The parallels between these three texts, Ehrman acknowledges, have been noted for many decades, though they still remain striking today: “all of them contain a verb of knowing, an indefinite person, the verb justified in the passive voice, and the antithetical contrast of works and faith. Nowhere else in all of early Christian literature are these elements combined. Yet the two authors take what appear to be—at least on the surface—opposite sides of the arguments.” In addition, these passages “are far too close to have been accidentally created in such similar yet contrary fashion” (p. 292). Ehrman recognizes that there are also important terminological differences between James and Paul with respect to the topic of “works”: “For James, ‘works’ are not the demands of the Law [of Moses] placed on Jews. Instead, they are good deeds. One needs to do good deeds in order to be justified . . . For Paul, too, there is no such thing as (‘true’) faith without obedience (Rom. 1:5) or active love (Gal. 5:6)” (p. 294).
While many will, of course, disagree that the letter attributed to James is pseudepigraphic, as well as reject the evidences used to arrive to such a conclusion, Ehrman’s comments about the relationship between James’s and Paul’s epistles on justification, works, and “works of Law” will, I believe, be welcomed by Latter-day Saints, since there are now a growing number of Latter-day Saint scholars who welcome N. T. Wright’s version of what is being called the New Perspective on Paul (NPP). Latter-day Saint scholars tend to accept Wright’s scholarly position on the apostle Paul. He holds a “covenantal nomism” which is that Paul taught that one becomes a disciple of Jesus Christ by entering into a New Covenant with God through grace, whose sign is faith rather than circumcision and dietary restrictions. One maintains this covenantal relationship with God through an active faith by keeping the commandments and thereby undergoing sanctification ending with justification at the final judgment. Wright’s position on this issue is now being seen by LDS scholars as an accurate account of both Pauline soteriology and one that fits rather comfortably with an informed Latter-day Saint soteriology—that is, one drawn from the Book of Mormon.
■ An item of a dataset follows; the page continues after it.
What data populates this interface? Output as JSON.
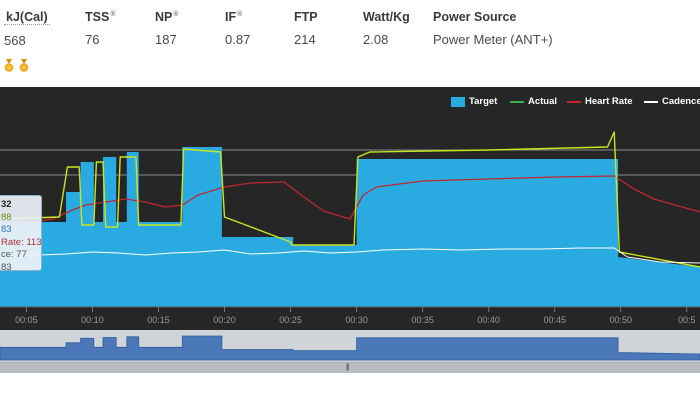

Other canonical works that are treated in depth by Ehrman include 2 Thessalonians (pp. 156–71) and the Pastoral Epistles (pp. 192–222). Ehrman argues that these particular texts were fabricated to explain concerns about the delay of the final coming of Christ and also to forward a particular ecclesiology in the fledgling church. While not everyone will reach the same conclusions as Ehrman does in Forgery and Counterforgery, there is no question that this is one of the best scholarly texts on these important and contentious issues. His grasp of the relevant topics, ranging from the intellectual history of the debate about pseudepigraphic writings in antiquity, the cultural and historical context of the texts in question, as well as their influence on the development of Christianity, in addition to his interactions with past and present critics of his hypotheses, make this scholarly work the equal to his masterful The Orthodox Corruption of Scripture. For informed Latter-day Saints interested in deepening their understanding of these issues within New Testament studies, this volume is a must-read.